Embedded in that promise, is the challenge to ensure food availability, affordability and access.
We therefore use this occasion to create awareness about the global objective.
We use the occasion to advocate for the prioritization of selected operations in national development agendas; and we further use the occasion to promote the critical role social protection plays in reinforcing key development outcomes and ensuring the inclusion of all groups of society in development as a means to combat inequality, vulnerability and poverty.
The objectives of World Food Day can be summed up as follows:
- Encourage attention to agricultural food production and to stimulate national, bilateral, multilateral and non-governmental efforts to this end
- Encourage economic and technical cooperation among developing countries
- Encourage the participation of rural people, particularly women and the least privileged categories, in decisions and activities influencing their living conditions
- Heighten public awareness of the problem of hunger in the world
- Promote the transfer of technologies to the developing world; and
- Strengthen international and national solidarity in the struggle against hunger, malnutrition and poverty and draw attention to achievements in food and agricultural development.
While prudently conserving today will render an adequate tomorrow, mismanagement of our precious resources such as water, land, inputs, etc will place our future at great risk.
My Ministry is therefore proud of its achievement of its conservation efforts, its work in managing our precious resources, and for delivering adequate, safe and nutritious produce for consumption.
We have achieved a reduction in the use of pesticides from a high of 3.65 kilograms per hectare to 0.31 kilograms per hectare.
Thanks in large measure to our friends from the Republic of China on Taiwan, whose Government partnered with us in establishing The Vegetable, Fruit and Upland Crop Quality and Safety Improvement Project; a partnership that saw the establishment of a Soil Fertility Analysis and Pesticide Residue Detection Lab.
This first of its kind in the region equipped us to conduct testing of our soils as well as the food that we produce. Testing of the soil informs a farmer of the soil content and levels of pesticides thereby helping to avoid over medication.

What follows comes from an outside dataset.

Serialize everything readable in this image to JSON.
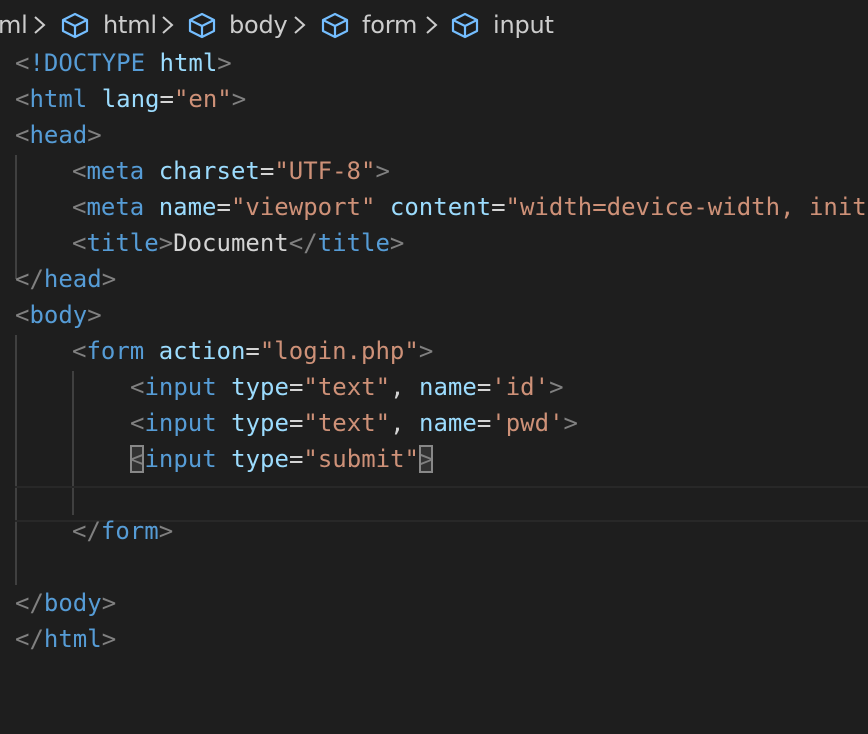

A further test conducted on the produce itself establishes whether it is good for consumption or not; and I proudly state that we have achieved 99% quality good for consumption. I am confident that we grow the safest food for human consumption
In order for us to enjoy the blessings of good health, proper nutrition and a continued supply of sufficient quality food in a climate change influenced environment where soils are degraded; where production is disrupted by more and more severe and ever changing weather patterns including hurricanes, we have embarked on establishing an early warning system designed to provide data that will benefit producers planners and the general public.
This is being implemented with the support of our friends from the Republic of China on Taiwan. It involves the establishment of three weather stations at Mansion, ECO Park and Boyd’s respectively, where data will be collected in real time and fed it into a local and regional data base as part of an early warning system. This is a data driven initiative providing early warnings in a climate change driven environment so that we can adapt accordingly.
Clearly, as a government we are proactively leading in achieving the development goals and we encourage all stakeholders to engage with us in understanding your responsibility and vigorously exercise that responsibility. As a government we constantly commit to capacity building for stakeholders through workshops, farmer field schools, etc.
To foster cohesion and a good working mechanism in the food and nutrition system, the various players are often brought together around a common table to gather their inputs and to forge an adequate way forward as true partners and owners of our development goals.
With the institution of services such as quarantine, extension, Veterinary, the non-communicable disease campaign, the Bureau of Standards lab, the Soil and pesticide residue analysis, etc, we are ensuring that the highest standards of quality will be maintained in our food and nutrition system.
It is said that we reap what we sow and that is good news for us who sow the good seeds of dedication and efficiency along the production and human value chain.
We are making tremendous strides in the area of agro processing, with various locally elaborated value-added products being made available to consumers. It is an area that promises much hope for development that could create financially independent families. It is an area of growth potential that I must encourage local effort to commercialism as the next wave of in achieving food and nutrition security.
Everything points to successful entrepreneurs for venturing into avenues such as ripened bananas, banana chips, fruit juices, smoothies, preservatives seasoning conserves, etc etc etc.
The competitive servicing of the supply chains offers excellent opportunities especially for young persons to forge viable gains. All of this is boosted by access to resources via grants, projects and many funding mechanisms made available through government directly or in collaboration with our allied agencies and partners.
I therefore encourage all young persons to look beyond the horizon, as there beyond your horizon are opportunities for you to make a difference in ensuring food and nutrition security in the world.
Finally I encourage us all to adopt a healthier and more sustainable lifestyle, endeavour to prepare nutritious meals and work towards achieving Zero Hunger in the world and by your own act share what you have great or small showing compassion to those in need.
Thank you and do enjoy world food day.